Week in Photos: Magnetar Explosion, Devil's Bible, More

Week in Photos: Magnetar Explosion, Devil's Bible, More
    1 of 7   Next >>
September 20, 2007—A rare celestial body known as a magnetar shimmers in an explosion of x-rays in this artist's depiction.

The unusual object, about 15,000 light-years away in the constellation Sagittarius, is a small, fast-spinning neutron star that periodically shoots out huge cataclysms of x-ray emissions.

A new study has found that an outburst of radiation detected from the star in 2003 came from a spot below the star's surface only 2 miles (3.5 kilometers) across.

The magnetar is only about 9 miles (15 kilometers) across in total but contains about as much mass as the sun.

The study, conducted with the European Space Agency's XXM-Newton orbiting telescope, also found that the star has one of the most powerful magnetic fields in the universe—600 trillion times that of Earth's.

More Photos in the News
Today's 15 Most Read Stories
Free Email Newsletter: Focus on Photography
—Image by NASA/Swift/Sonoma State University/A. Simonnet
 
NEWS FEEDS    After installing a news reader, click on this icon to download National Geographic News's XML/RSS feed. After installing a news reader, click on this icon to download National Geographic News's XML/RSS feed.

Get our news delivered directly to your desktop—free.
How to Use XML or RSS




 

50 Drives of a Lifetime

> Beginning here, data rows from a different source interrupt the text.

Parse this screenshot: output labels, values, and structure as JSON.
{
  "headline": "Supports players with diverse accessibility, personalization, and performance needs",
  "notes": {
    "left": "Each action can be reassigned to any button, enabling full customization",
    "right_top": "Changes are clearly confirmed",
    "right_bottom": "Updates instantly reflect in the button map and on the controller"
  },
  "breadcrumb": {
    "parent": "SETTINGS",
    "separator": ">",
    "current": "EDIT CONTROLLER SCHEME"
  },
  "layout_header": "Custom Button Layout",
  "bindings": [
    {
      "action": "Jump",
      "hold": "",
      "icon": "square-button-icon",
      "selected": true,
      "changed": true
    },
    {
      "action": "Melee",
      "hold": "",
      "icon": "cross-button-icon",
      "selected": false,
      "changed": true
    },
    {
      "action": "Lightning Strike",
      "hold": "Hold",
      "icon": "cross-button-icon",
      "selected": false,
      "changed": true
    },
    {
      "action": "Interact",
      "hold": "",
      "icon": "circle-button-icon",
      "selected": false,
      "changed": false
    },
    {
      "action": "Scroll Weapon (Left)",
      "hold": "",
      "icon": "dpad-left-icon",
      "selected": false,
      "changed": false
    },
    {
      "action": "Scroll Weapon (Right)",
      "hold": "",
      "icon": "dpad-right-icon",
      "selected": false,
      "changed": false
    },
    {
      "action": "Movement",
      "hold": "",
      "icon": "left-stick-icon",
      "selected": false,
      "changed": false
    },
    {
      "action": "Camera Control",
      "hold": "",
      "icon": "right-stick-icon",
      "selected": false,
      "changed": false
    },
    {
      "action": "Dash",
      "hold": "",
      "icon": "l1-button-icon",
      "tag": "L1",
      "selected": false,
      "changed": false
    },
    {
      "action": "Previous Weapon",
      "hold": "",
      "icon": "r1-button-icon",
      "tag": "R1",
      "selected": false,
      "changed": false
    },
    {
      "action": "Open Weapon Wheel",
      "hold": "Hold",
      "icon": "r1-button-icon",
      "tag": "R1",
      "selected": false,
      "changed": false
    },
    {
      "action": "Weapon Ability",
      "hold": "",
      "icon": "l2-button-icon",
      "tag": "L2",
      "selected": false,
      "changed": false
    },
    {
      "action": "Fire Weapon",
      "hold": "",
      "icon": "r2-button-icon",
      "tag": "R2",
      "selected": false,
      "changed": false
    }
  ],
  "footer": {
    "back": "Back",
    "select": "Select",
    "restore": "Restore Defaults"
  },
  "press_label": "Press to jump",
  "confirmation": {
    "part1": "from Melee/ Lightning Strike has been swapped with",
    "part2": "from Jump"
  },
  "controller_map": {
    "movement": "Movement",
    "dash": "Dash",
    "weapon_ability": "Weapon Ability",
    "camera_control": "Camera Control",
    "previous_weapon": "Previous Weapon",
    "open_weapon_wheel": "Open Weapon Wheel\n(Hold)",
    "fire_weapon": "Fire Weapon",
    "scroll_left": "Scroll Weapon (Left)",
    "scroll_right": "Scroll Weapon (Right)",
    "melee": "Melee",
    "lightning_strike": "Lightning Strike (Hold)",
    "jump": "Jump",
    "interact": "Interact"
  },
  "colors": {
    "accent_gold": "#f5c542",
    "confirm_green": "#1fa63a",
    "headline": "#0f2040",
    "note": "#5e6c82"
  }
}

Listen to your favorite National Geographic news daily, anytime, anywhere from your mobile phone. No wires or syncing. Download Stitcher free today.